The Stanford players were deprived of all support from the University and of their status as their school’s representative team. However, they did form the independent “Palo Alto Club,” which kept competing in a league with California, Mills College, Nevada, and San Jose Normal College (now San Jose State).
The opposition to women’s sports by college faculty and administrators increased as time passed, both at Cal and at other schools. Although such sports were not formally banned at Cal, the women began to lose support from the University. And as other schools refused to support women’s basketball, there were fewer teams against whom the Bears could compete. When the Cal men finally began to play basketball in 1907, it was the final death-blow to the women’s game as a major sport, with the women left to organize games on their own as a club sport. It was not until the 1970s, after the passage of the federal law commonly known as Title IX, which compelled colleges and universities to provide varsity-level athletic opportunities to women students, that the Cal women’s basketball team finally achieved the varsity status it had been denied in 1898. But despite these great set-backs and struggles, women’s basketball and women athletes in general owe a great debt to those intrepid Golden Bears who helped create the sport of women’s college basketball more than 125 years ago.

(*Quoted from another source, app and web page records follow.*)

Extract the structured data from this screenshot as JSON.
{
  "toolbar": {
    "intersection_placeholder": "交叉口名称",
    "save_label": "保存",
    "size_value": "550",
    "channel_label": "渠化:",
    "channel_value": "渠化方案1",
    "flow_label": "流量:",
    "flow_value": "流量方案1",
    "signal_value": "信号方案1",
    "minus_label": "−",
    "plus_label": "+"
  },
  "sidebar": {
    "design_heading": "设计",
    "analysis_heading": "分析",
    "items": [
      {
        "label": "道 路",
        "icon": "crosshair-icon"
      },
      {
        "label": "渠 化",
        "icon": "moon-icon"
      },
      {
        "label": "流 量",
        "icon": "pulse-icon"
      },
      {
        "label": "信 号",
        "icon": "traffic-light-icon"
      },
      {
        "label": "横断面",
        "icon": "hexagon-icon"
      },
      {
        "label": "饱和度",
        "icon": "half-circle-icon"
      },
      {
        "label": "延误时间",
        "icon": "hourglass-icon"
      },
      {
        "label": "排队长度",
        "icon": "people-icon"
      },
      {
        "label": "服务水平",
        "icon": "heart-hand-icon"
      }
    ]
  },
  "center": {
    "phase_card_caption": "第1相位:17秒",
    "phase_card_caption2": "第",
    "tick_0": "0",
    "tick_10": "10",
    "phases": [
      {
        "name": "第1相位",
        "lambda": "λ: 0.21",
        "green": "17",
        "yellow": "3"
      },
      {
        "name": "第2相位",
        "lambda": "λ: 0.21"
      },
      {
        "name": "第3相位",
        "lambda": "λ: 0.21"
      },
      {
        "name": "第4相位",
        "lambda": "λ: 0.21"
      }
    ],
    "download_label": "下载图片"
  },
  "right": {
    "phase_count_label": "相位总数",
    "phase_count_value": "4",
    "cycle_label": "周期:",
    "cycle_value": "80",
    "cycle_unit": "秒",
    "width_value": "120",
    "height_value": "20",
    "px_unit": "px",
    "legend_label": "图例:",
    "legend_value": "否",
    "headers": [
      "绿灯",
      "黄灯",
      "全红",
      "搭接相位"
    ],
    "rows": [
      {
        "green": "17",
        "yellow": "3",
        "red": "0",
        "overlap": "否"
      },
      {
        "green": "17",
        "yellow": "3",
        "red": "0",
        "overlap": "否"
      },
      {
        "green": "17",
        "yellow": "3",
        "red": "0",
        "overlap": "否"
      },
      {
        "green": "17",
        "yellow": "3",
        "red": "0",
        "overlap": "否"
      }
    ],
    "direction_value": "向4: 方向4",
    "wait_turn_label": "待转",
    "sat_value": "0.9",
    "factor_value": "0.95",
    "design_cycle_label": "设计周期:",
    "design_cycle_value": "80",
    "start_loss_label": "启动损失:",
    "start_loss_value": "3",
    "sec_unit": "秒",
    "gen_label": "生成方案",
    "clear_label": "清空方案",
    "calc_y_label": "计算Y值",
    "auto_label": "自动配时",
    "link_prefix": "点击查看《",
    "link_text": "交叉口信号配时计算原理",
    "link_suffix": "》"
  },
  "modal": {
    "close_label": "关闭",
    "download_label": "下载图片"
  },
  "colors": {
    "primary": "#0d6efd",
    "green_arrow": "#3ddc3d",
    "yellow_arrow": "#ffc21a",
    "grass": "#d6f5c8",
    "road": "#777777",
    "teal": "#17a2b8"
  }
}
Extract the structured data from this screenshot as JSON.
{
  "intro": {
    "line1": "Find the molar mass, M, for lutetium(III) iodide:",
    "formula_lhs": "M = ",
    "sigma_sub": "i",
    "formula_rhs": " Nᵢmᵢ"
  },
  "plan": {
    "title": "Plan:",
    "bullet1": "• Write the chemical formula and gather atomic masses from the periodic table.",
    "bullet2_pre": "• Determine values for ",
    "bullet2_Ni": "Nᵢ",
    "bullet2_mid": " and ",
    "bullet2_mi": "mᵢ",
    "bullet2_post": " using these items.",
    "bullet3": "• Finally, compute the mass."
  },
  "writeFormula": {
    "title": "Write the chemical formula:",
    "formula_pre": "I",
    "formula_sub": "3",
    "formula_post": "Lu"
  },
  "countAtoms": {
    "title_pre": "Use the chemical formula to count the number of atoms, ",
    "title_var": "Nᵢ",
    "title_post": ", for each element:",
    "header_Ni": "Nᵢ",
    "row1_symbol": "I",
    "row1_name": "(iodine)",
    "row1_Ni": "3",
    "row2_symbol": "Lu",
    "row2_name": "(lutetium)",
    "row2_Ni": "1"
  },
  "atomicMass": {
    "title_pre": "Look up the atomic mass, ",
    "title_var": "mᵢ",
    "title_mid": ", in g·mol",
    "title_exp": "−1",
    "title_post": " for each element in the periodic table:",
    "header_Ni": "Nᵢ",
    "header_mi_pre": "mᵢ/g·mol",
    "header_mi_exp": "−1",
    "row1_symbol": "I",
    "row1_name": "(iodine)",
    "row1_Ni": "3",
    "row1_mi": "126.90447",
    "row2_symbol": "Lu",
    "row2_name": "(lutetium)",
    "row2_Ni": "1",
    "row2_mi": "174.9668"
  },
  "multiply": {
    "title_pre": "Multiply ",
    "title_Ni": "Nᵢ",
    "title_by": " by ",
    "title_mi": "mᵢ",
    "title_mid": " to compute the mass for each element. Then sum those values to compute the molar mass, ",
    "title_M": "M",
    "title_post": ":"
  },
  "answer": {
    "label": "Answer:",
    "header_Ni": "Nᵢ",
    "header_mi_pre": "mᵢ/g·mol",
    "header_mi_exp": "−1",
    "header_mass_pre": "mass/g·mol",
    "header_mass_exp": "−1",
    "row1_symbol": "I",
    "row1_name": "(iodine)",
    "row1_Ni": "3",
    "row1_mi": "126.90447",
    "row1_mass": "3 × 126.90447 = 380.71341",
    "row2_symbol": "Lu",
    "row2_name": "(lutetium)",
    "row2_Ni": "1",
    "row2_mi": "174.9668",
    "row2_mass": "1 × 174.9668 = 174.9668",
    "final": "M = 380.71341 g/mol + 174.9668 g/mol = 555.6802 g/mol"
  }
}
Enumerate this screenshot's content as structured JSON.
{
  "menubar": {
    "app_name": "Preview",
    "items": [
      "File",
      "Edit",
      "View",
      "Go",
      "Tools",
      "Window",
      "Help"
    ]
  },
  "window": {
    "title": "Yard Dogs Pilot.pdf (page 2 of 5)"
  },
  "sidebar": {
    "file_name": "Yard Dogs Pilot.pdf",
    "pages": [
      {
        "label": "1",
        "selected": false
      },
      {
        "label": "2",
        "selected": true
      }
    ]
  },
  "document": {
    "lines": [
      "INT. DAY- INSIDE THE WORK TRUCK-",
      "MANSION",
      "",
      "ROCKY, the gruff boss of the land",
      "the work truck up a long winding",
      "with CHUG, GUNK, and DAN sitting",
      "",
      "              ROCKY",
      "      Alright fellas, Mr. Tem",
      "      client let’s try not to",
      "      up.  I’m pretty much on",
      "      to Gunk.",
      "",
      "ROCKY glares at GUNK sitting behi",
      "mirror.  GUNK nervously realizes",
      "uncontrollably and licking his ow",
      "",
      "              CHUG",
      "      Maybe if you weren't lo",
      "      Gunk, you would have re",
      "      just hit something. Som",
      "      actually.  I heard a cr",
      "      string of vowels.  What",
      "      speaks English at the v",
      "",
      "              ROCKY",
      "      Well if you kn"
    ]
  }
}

California Golden Bears, hoopedia.nba.com/index.php?title=California_Golden_Bears
Emery, Lynne, The First Intercollegiate Contest for Women: Basketball, April 4, 1896, http://www.directessays.com/viewpaper/25306.html
Gubi, Greg (ed.), The First Decade of Women’s Basketball, A Time Capsule of Media Reports from the Dawn of the Game, The Lost Century of Sports Collection (2011)
Grundy, Pamela and Shackelford, Susan, Shattering the Glass: The Remarkable History of Women’s Basketball, The New Press, New York (2005)
Lannin, Joanne, A History of Basketball for Girls and Women, From Bloomers to Big Leagues, Lerner Publishing Group, Minneapolis (2000)
Macy, Sue, “Gibson Girls Become Basketball Women,” The New York Times (March 24, 1996)
Newspapers.com archives for 1890s editions of The San Francisco Chronicle, The San Francisco Examiner, The San Francisco Call, and The Oakland Tribune